Origami utilizes ‘schematic learning through repeated action’. To attain success, the student must watch closely, listen carefully to specific instructions given, and then carry them out with neatness and accuracy.Student success here is determined by the activity, rather than the teacher. For many students, it teaches the patience that leads to pride in one’s work, and the ability to focus energy and increase self-esteem
A link to Mathematics
The process of transforming a flat piece into a 3D figure is a unique exercise in spatial reasoning. Origami is important to teach symmetry; for many of the folds, what you do to one side, you do to the other, just as in basic algebra. Paper folding further allows students create and manipulate basic geometric shapes as squares, rectangles, and triangles.
Origami is well suited to work with a classroom of 30 students or more. Given a multi age setting, paper folding eliminates the status associated with age difference. Younger children can teach older children. This provides an activity that works well when teeming different grade levels.
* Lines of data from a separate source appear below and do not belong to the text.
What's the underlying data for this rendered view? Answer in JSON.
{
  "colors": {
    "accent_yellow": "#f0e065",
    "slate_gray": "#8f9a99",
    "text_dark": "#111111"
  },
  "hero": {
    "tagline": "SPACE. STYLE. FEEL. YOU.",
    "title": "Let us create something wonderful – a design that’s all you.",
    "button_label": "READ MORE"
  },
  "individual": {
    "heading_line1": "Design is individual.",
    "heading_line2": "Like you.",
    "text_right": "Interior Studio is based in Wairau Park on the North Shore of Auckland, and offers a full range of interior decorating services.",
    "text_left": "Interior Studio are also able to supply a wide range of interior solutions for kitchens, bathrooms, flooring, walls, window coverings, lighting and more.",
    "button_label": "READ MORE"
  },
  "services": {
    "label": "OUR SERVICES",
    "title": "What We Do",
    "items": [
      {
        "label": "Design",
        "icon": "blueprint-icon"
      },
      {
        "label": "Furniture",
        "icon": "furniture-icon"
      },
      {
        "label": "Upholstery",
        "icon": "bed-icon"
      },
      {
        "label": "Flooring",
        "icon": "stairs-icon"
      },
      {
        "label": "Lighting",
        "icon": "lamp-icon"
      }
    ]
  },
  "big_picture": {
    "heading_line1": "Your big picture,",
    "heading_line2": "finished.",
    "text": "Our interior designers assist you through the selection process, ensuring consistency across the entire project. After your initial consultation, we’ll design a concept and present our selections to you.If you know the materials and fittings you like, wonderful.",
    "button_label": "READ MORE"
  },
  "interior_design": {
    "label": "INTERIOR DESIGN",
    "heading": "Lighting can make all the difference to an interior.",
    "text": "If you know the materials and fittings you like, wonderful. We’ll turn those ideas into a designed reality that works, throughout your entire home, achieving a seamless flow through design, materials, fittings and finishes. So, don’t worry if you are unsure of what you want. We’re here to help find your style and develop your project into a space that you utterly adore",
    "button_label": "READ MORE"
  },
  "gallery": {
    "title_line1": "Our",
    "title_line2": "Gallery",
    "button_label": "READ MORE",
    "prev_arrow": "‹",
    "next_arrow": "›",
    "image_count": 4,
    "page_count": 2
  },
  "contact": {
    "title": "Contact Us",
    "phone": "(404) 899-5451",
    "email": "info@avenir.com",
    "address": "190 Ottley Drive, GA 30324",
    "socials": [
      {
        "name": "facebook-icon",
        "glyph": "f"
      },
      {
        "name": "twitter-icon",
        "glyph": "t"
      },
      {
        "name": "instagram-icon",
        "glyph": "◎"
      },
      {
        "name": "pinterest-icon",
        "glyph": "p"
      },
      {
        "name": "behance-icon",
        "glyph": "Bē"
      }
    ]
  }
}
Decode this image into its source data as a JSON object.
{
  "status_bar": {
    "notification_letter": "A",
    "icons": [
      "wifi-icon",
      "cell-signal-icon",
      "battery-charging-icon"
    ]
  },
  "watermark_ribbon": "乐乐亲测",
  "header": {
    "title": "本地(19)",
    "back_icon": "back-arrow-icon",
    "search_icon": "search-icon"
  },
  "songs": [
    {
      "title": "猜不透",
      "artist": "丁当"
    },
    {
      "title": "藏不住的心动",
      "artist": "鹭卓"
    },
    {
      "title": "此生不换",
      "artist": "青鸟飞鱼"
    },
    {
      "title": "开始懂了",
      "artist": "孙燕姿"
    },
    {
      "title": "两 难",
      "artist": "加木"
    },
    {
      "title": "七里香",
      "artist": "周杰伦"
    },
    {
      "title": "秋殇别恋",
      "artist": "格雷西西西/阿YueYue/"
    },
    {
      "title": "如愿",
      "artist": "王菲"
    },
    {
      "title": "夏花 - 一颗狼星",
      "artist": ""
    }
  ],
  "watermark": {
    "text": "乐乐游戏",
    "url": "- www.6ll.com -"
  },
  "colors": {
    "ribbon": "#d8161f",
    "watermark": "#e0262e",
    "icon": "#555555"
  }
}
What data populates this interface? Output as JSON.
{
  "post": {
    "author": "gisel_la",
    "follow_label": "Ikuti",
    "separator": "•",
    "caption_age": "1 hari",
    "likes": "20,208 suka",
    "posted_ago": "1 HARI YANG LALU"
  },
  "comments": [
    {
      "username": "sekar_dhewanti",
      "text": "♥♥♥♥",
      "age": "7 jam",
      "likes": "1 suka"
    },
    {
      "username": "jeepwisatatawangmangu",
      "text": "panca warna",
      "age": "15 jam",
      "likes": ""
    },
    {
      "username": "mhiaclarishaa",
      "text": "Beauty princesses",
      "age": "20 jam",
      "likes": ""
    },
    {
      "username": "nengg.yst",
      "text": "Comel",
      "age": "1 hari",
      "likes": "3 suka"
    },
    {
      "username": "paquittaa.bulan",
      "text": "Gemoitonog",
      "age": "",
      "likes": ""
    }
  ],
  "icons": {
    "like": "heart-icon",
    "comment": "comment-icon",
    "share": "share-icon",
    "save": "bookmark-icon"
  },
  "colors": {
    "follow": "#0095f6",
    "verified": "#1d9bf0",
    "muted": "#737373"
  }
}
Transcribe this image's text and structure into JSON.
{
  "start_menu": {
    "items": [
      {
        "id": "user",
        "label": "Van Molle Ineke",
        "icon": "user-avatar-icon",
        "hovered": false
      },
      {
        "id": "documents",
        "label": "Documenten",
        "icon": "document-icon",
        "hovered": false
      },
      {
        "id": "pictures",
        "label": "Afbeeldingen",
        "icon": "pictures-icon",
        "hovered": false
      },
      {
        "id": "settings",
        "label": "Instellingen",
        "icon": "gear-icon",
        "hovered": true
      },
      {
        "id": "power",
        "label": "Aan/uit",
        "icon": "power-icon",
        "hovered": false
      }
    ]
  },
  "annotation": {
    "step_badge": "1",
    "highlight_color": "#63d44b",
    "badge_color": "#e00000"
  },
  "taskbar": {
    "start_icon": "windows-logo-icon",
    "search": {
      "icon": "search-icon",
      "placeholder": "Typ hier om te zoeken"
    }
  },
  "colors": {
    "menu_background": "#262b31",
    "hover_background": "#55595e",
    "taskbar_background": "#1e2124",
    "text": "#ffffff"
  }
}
Research has shown that children, who do not particularly excel in other areas, are often quick to learn origami and help their classmates master the steps.
Origami is frequently used to unite schools in thematic activity. An example is seen in Japan. Once a year, the good people of Japan remember the victims of the Hiroshima bombing. The world joins them in the remembrance, by sending a thousand cranes to Japan. There is a myth in Japan, that when you make a thousand cranes, you get to make a wish. In recognition of this, every country in which origami is practiced send a thousand cranes to Japan, in remembrance of the Hiroshima victims. We too will join in this, by folding a thousand cranes, hanging them in the school library and sending to Hiroshima, Japan. This will exemplify collaboration and bring about a satisfying achievement of a group objective. Such constructive activity will enhance unity throughout the school and produce a feeling of competence. It is flexible and convenient for all ages and abilities.
Through folding, children use their hands to follow specific set of steps in sequence, producing visible results in minutes that are both clever and pleasing. The steps must be carried out accurately to yield a successful outcome. This is a very important lesson, not just in mathematics, but in life. More so, eye and hand coordination is being greatly improved in the process.
Rooted in Asia, origami is a reflection of the ingenuity and craftiness of the Japanese culture. By participating, students gain an appreciation of different cultures, therefore, opening a doorway to further exploration and increased tolerance.